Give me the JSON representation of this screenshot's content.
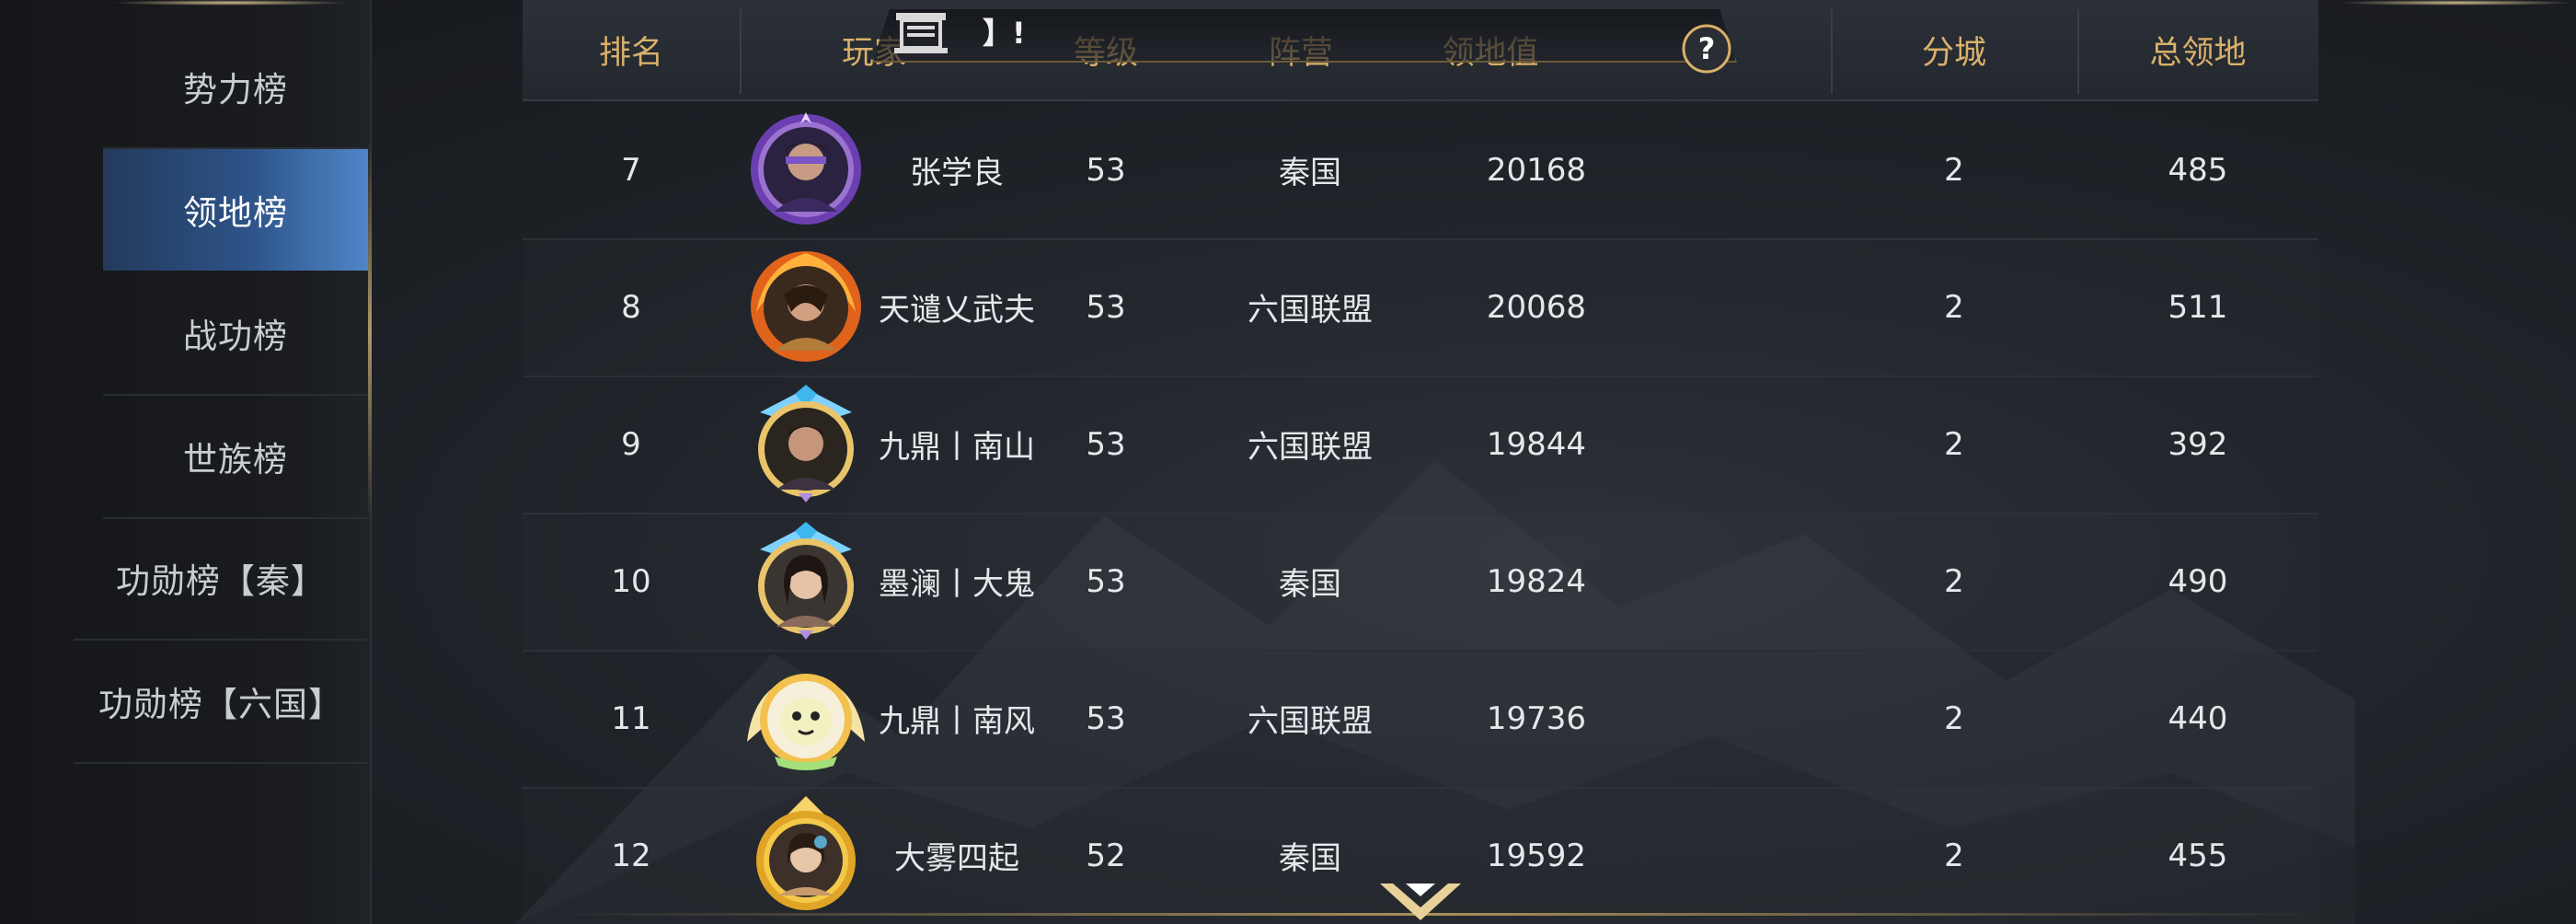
{
  "sidebar": {
    "items": [
      {
        "label": "势力榜",
        "active": false
      },
      {
        "label": "领地榜",
        "active": true
      },
      {
        "label": "战功榜",
        "active": false
      },
      {
        "label": "世族榜",
        "active": false
      },
      {
        "label": "功勋榜【秦】",
        "active": false
      },
      {
        "label": "功勋榜【六国】",
        "active": false
      }
    ]
  },
  "title": {
    "text": "】!"
  },
  "table": {
    "headers": {
      "rank": "排名",
      "player": "玩家",
      "level": "等级",
      "camp": "阵营",
      "territory_value": "领地值",
      "branch_city": "分城",
      "total_territory": "总领地"
    },
    "rows": [
      {
        "rank": "7",
        "name": "张学良",
        "level": "53",
        "camp": "秦国",
        "value": "20168",
        "city": "2",
        "total": "485",
        "avatar": "purple-frame-avatar-icon"
      },
      {
        "rank": "8",
        "name": "天谴乂武夫",
        "level": "53",
        "camp": "六国联盟",
        "value": "20068",
        "city": "2",
        "total": "511",
        "avatar": "fire-frame-avatar-icon"
      },
      {
        "rank": "9",
        "name": "九鼎丨南山",
        "level": "53",
        "camp": "六国联盟",
        "value": "19844",
        "city": "2",
        "total": "392",
        "avatar": "crystal-frame-avatar-icon"
      },
      {
        "rank": "10",
        "name": "墨澜丨大鬼",
        "level": "53",
        "camp": "秦国",
        "value": "19824",
        "city": "2",
        "total": "490",
        "avatar": "crystal-frame-avatar-icon"
      },
      {
        "rank": "11",
        "name": "九鼎丨南风",
        "level": "53",
        "camp": "六国联盟",
        "value": "19736",
        "city": "2",
        "total": "440",
        "avatar": "golden-wing-avatar-icon"
      },
      {
        "rank": "12",
        "name": "大雾四起",
        "level": "52",
        "camp": "秦国",
        "value": "19592",
        "city": "2",
        "total": "455",
        "avatar": "gold-crest-avatar-icon"
      }
    ]
  },
  "colors": {
    "header_text": "#d9b06a",
    "row_text": "#e6e7ea",
    "active_tab": "#2d5388"
  }
}
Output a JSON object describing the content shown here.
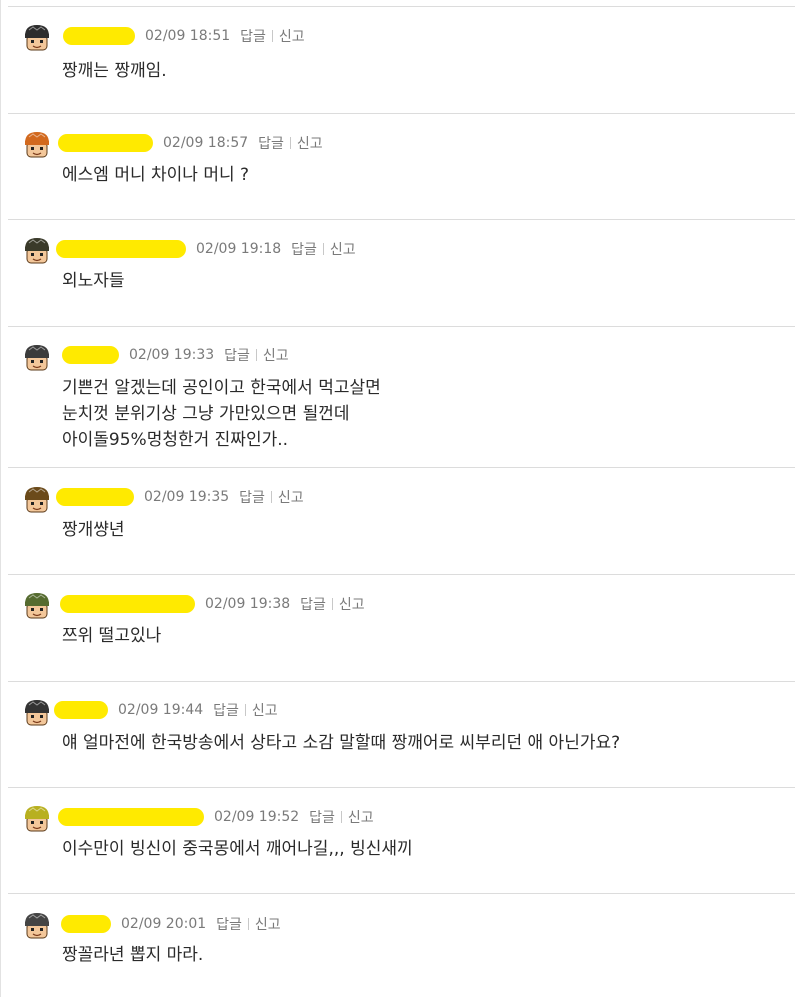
{
  "comments": [
    {
      "name": "",
      "time": "02/09 18:51",
      "reply_label": "답글",
      "report_label": "신고",
      "text": "짱깨는 짱깨임."
    },
    {
      "name": "",
      "time": "02/09 18:57",
      "reply_label": "답글",
      "report_label": "신고",
      "text": "에스엠 머니 차이나 머니 ?"
    },
    {
      "name": "",
      "time": "02/09 19:18",
      "reply_label": "답글",
      "report_label": "신고",
      "text": "외노자들"
    },
    {
      "name": "",
      "time": "02/09 19:33",
      "reply_label": "답글",
      "report_label": "신고",
      "text": "기쁜건 알겠는데 공인이고 한국에서 먹고살면\n눈치껏 분위기상 그냥 가만있으면 될껀데\n아이돌95%멍청한거 진짜인가.."
    },
    {
      "name": "",
      "time": "02/09 19:35",
      "reply_label": "답글",
      "report_label": "신고",
      "text": "짱개썅년"
    },
    {
      "name": "",
      "time": "02/09 19:38",
      "reply_label": "답글",
      "report_label": "신고",
      "text": "쯔위 떨고있나"
    },
    {
      "name": "",
      "time": "02/09 19:44",
      "reply_label": "답글",
      "report_label": "신고",
      "text": "얘 얼마전에 한국방송에서 상타고 소감 말할때 짱깨어로 씨부리던 애 아닌가요?"
    },
    {
      "name": "",
      "time": "02/09 19:52",
      "reply_label": "답글",
      "report_label": "신고",
      "text": "이수만이 빙신이 중국몽에서 깨어나길,,, 빙신새끼"
    },
    {
      "name": "",
      "time": "02/09 20:01",
      "reply_label": "답글",
      "report_label": "신고",
      "text": "짱꼴라년 뽑지 마라."
    }
  ],
  "colors": {
    "avatar_hair": [
      "#2d2d2d",
      "#d2691e",
      "#3a3a2a",
      "#3b3b3b",
      "#6b4a1a",
      "#556b2f",
      "#333333",
      "#b8b020",
      "#444444"
    ],
    "mask": "#ffea00",
    "meta_text": "#7a7a7a",
    "body_text": "#2a2a2a"
  }
}
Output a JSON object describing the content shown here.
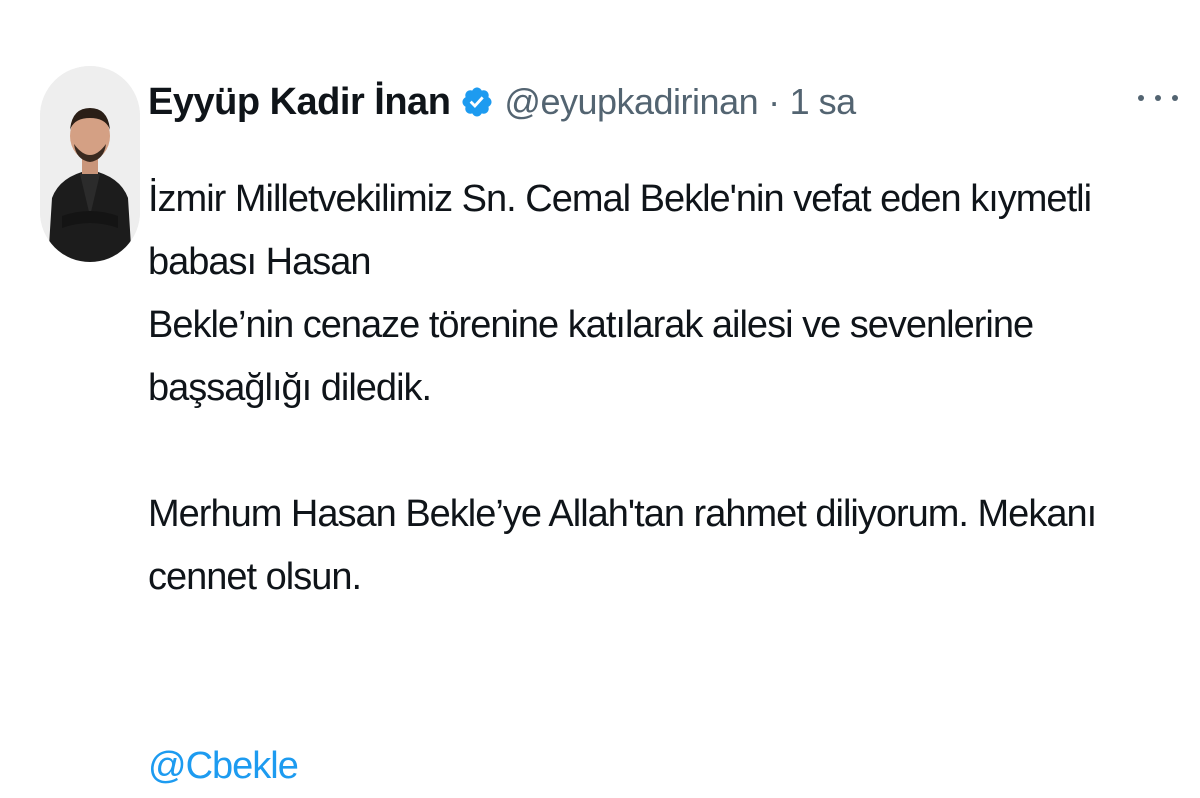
{
  "author": {
    "display_name": "Eyyüp Kadir İnan",
    "handle": "@eyupkadirinan",
    "separator": "·",
    "time": "1 sa",
    "verified": true
  },
  "icons": {
    "verified": "verified-badge-icon",
    "more": "more-options-icon"
  },
  "colors": {
    "text": "#0f1419",
    "secondary": "#536471",
    "accent": "#1d9bf0"
  },
  "tweet": {
    "paragraph1_line1": "İzmir Milletvekilimiz Sn. Cemal Bekle'nin vefat eden kıymetli babası Hasan",
    "paragraph1_line2": "Bekle’nin cenaze törenine katılarak ailesi ve sevenlerine başsağlığı diledik.",
    "paragraph2": "Merhum Hasan Bekle’ye Allah'tan rahmet diliyorum. Mekanı cennet olsun.",
    "mention": "@Cbekle"
  }
}
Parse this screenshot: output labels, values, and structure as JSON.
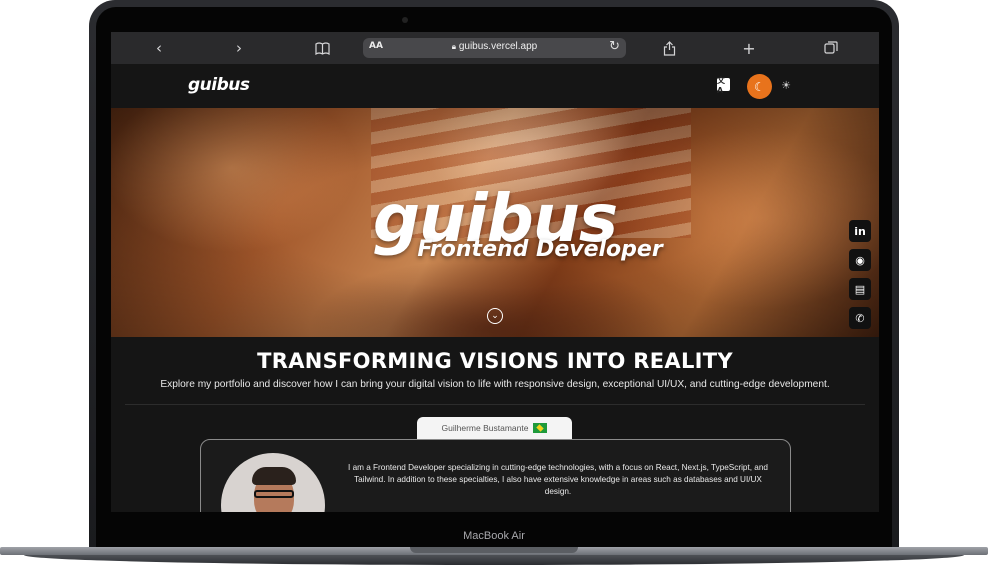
{
  "device": {
    "brand_label": "MacBook Air"
  },
  "browser": {
    "url": "guibus.vercel.app",
    "text_size_label": "AA",
    "icons": [
      "chevron-left-icon",
      "chevron-right-icon",
      "book-icon",
      "lock-icon",
      "reload-icon",
      "share-icon",
      "plus-icon",
      "tabs-icon"
    ]
  },
  "site": {
    "logo": "guibus",
    "translate_label": "文A",
    "accent_color": "#e8731c"
  },
  "hero": {
    "title": "guibus",
    "subtitle": "Frontend Developer"
  },
  "social": [
    {
      "name": "linkedin",
      "glyph": "in"
    },
    {
      "name": "github",
      "glyph": "◉"
    },
    {
      "name": "resume",
      "glyph": "▤"
    },
    {
      "name": "whatsapp",
      "glyph": "✆"
    }
  ],
  "intro": {
    "heading": "TRANSFORMING VISIONS INTO REALITY",
    "description": "Explore my portfolio and discover how I can bring your digital vision to life with responsive design, exceptional UI/UX, and cutting-edge development."
  },
  "profile": {
    "name": "Guilherme Bustamante",
    "bio": "I am a Frontend Developer specializing in cutting-edge technologies, with a focus on React, Next.js, TypeScript, and Tailwind. In addition to these specialties, I also have extensive knowledge in areas such as databases and UI/UX design."
  }
}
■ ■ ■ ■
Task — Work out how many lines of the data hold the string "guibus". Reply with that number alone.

Your solution — 3